=== Try it ===
All of the entries below are to be repeated word for word.

=== Data provided ===
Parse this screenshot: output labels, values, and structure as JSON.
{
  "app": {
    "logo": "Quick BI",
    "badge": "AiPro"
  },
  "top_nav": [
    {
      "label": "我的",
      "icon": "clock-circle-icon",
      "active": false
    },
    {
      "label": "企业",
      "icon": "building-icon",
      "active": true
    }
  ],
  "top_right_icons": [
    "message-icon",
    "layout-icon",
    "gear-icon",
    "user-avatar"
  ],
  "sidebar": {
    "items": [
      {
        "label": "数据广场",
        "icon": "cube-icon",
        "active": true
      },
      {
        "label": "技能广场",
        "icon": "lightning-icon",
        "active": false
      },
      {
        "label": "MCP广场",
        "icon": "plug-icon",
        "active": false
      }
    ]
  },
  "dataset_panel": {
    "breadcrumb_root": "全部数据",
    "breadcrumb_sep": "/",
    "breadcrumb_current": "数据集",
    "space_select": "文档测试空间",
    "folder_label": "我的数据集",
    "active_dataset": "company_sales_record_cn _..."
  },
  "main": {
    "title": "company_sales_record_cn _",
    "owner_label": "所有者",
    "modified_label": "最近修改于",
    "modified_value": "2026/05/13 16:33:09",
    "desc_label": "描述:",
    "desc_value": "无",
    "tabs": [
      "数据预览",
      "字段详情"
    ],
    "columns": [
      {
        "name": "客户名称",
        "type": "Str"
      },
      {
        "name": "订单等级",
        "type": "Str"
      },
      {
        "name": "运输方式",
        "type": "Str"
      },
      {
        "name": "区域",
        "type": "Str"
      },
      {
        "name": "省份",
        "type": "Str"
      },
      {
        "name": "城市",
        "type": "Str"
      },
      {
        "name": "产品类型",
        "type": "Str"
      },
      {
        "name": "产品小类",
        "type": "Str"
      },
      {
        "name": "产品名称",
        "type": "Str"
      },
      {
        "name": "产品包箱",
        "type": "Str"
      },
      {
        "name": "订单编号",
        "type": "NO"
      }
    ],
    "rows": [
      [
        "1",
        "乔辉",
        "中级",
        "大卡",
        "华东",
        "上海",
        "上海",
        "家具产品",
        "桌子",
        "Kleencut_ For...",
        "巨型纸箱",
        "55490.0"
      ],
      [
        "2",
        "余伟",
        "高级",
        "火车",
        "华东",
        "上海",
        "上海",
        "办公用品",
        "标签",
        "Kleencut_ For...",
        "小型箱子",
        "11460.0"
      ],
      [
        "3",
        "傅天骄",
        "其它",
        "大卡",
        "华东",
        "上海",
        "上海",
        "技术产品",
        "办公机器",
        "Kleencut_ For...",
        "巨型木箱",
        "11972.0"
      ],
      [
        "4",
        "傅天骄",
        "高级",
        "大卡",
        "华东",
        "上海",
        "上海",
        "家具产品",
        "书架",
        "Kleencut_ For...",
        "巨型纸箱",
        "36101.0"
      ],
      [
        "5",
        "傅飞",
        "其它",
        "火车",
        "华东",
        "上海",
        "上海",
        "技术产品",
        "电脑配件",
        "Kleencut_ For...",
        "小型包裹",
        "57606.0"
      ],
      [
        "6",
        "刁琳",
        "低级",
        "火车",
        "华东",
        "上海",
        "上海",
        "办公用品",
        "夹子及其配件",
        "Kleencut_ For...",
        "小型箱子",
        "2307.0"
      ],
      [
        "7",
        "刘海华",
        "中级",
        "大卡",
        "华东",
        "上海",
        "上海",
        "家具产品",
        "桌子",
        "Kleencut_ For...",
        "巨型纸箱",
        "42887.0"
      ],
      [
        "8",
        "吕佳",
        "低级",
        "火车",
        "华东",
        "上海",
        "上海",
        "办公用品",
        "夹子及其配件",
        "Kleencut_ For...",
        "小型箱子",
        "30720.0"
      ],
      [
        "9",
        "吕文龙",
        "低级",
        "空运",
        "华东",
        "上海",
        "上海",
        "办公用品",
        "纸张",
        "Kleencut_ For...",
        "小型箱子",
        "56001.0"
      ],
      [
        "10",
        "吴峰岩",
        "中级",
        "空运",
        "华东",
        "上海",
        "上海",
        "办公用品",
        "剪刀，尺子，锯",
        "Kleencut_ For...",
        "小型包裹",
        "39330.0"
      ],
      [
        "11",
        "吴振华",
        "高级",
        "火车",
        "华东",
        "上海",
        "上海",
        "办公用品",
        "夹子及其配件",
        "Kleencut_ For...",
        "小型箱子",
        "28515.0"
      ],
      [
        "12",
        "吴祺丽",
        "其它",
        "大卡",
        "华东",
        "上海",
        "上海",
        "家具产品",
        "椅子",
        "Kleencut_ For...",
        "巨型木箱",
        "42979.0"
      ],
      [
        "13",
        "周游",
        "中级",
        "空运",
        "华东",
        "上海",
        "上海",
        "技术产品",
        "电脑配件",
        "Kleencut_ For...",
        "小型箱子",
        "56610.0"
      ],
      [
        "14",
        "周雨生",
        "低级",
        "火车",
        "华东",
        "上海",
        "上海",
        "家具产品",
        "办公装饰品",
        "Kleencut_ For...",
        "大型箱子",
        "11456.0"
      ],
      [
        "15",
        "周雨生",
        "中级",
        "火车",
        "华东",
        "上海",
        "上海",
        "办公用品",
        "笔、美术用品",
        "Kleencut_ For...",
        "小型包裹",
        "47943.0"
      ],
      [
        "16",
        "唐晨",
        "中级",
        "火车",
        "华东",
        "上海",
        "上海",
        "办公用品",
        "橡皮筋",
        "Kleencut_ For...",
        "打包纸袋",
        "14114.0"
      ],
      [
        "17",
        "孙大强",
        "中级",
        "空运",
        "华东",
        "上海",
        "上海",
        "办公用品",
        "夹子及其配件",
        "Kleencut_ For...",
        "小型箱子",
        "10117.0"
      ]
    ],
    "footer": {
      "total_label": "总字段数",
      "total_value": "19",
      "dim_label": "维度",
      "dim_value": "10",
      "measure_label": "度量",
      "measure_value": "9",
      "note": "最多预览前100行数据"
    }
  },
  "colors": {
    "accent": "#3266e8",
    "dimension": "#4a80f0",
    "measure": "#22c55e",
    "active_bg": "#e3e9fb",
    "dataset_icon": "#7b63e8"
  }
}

=== Task solution ===
Parse this screenshot: output labels, values, and structure as JSON.
{
  "app": {
    "logo": "Quick BI",
    "badge": "AiPro"
  },
  "top_nav": [
    {
      "label": "我的",
      "icon": "clock-circle-icon",
      "active": false
    },
    {
      "label": "企业",
      "icon": "building-icon",
      "active": true
    }
  ],
  "top_right_icons": [
    "message-icon",
    "layout-icon",
    "gear-icon",
    "user-avatar"
  ],
  "sidebar": {
    "items": [
      {
        "label": "数据广场",
        "icon": "cube-icon",
        "active": true
      },
      {
        "label": "技能广场",
        "icon": "lightning-icon",
        "active": false
      },
      {
        "label": "MCP广场",
        "icon": "plug-icon",
        "active": false
      }
    ]
  },
  "dataset_panel": {
    "breadcrumb_root": "全部数据",
    "breadcrumb_sep": "/",
    "breadcrumb_current": "数据集",
    "space_select": "文档测试空间",
    "folder_label": "我的数据集",
    "active_dataset": "company_sales_record_cn _..."
  },
  "main": {
    "title": "company_sales_record_cn _",
    "owner_label": "所有者",
    "modified_label": "最近修改于",
    "modified_value": "2026/05/13 16:33:09",
    "desc_label": "描述:",
    "desc_value": "无",
    "tabs": [
      "数据预览",
      "字段详情"
    ],
    "columns": [
      {
        "name": "客户名称",
        "type": "Str"
      },
      {
        "name": "订单等级",
        "type": "Str"
      },
      {
        "name": "运输方式",
        "type": "Str"
      },
      {
        "name": "区域",
        "type": "Str"
      },
      {
        "name": "省份",
        "type": "Str"
      },
      {
        "name": "城市",
        "type": "Str"
      },
      {
        "name": "产品类型",
        "type": "Str"
      },
      {
        "name": "产品小类",
        "type": "Str"
      },
      {
        "name": "产品名称",
        "type": "Str"
      },
      {
        "name": "产品包箱",
        "type": "Str"
      },
      {
        "name": "订单编号",
        "type": "NO"
      }
    ],
    "rows": [
      [
        "1",
        "乔辉",
        "中级",
        "大卡",
        "华东",
        "上海",
        "上海",
        "家具产品",
        "桌子",
        "Kleencut_ For...",
        "巨型纸箱",
        "55490.0"
      ],
      [
        "2",
        "余伟",
        "高级",
        "火车",
        "华东",
        "上海",
        "上海",
        "办公用品",
        "标签",
        "Kleencut_ For...",
        "小型箱子",
        "11460.0"
      ],
      [
        "3",
        "傅天骄",
        "其它",
        "大卡",
        "华东",
        "上海",
        "上海",
        "技术产品",
        "办公机器",
        "Kleencut_ For...",
        "巨型木箱",
        "11972.0"
      ],
      [
        "4",
        "傅天骄",
        "高级",
        "大卡",
        "华东",
        "上海",
        "上海",
        "家具产品",
        "书架",
        "Kleencut_ For...",
        "巨型纸箱",
        "36101.0"
      ],
      [
        "5",
        "傅飞",
        "其它",
        "火车",
        "华东",
        "上海",
        "上海",
        "技术产品",
        "电脑配件",
        "Kleencut_ For...",
        "小型包裹",
        "57606.0"
      ],
      [
        "6",
        "刁琳",
        "低级",
        "火车",
        "华东",
        "上海",
        "上海",
        "办公用品",
        "夹子及其配件",
        "Kleencut_ For...",
        "小型箱子",
        "2307.0"
      ],
      [
        "7",
        "刘海华",
        "中级",
        "大卡",
        "华东",
        "上海",
        "上海",
        "家具产品",
        "桌子",
        "Kleencut_ For...",
        "巨型纸箱",
        "42887.0"
      ],
      [
        "8",
        "吕佳",
        "低级",
        "火车",
        "华东",
        "上海",
        "上海",
        "办公用品",
        "夹子及其配件",
        "Kleencut_ For...",
        "小型箱子",
        "30720.0"
      ],
      [
        "9",
        "吕文龙",
        "低级",
        "空运",
        "华东",
        "上海",
        "上海",
        "办公用品",
        "纸张",
        "Kleencut_ For...",
        "小型箱子",
        "56001.0"
      ],
      [
        "10",
        "吴峰岩",
        "中级",
        "空运",
        "华东",
        "上海",
        "上海",
        "办公用品",
        "剪刀，尺子，锯",
        "Kleencut_ For...",
        "小型包裹",
        "39330.0"
      ],
      [
        "11",
        "吴振华",
        "高级",
        "火车",
        "华东",
        "上海",
        "上海",
        "办公用品",
        "夹子及其配件",
        "Kleencut_ For...",
        "小型箱子",
        "28515.0"
      ],
      [
        "12",
        "吴祺丽",
        "其它",
        "大卡",
        "华东",
        "上海",
        "上海",
        "家具产品",
        "椅子",
        "Kleencut_ For...",
        "巨型木箱",
        "42979.0"
      ],
      [
        "13",
        "周游",
        "中级",
        "空运",
        "华东",
        "上海",
        "上海",
        "技术产品",
        "电脑配件",
        "Kleencut_ For...",
        "小型箱子",
        "56610.0"
      ],
      [
        "14",
        "周雨生",
        "低级",
        "火车",
        "华东",
        "上海",
        "上海",
        "家具产品",
        "办公装饰品",
        "Kleencut_ For...",
        "大型箱子",
        "11456.0"
      ],
      [
        "15",
        "周雨生",
        "中级",
        "火车",
        "华东",
        "上海",
        "上海",
        "办公用品",
        "笔、美术用品",
        "Kleencut_ For...",
        "小型包裹",
        "47943.0"
      ],
      [
        "16",
        "唐晨",
        "中级",
        "火车",
        "华东",
        "上海",
        "上海",
        "办公用品",
        "橡皮筋",
        "Kleencut_ For...",
        "打包纸袋",
        "14114.0"
      ],
      [
        "17",
        "孙大强",
        "中级",
        "空运",
        "华东",
        "上海",
        "上海",
        "办公用品",
        "夹子及其配件",
        "Kleencut_ For...",
        "小型箱子",
        "10117.0"
      ]
    ],
    "footer": {
      "total_label": "总字段数",
      "total_value": "19",
      "dim_label": "维度",
      "dim_value": "10",
      "measure_label": "度量",
      "measure_value": "9",
      "note": "最多预览前100行数据"
    }
  },
  "colors": {
    "accent": "#3266e8",
    "dimension": "#4a80f0",
    "measure": "#22c55e",
    "active_bg": "#e3e9fb",
    "dataset_icon": "#7b63e8"
  }
}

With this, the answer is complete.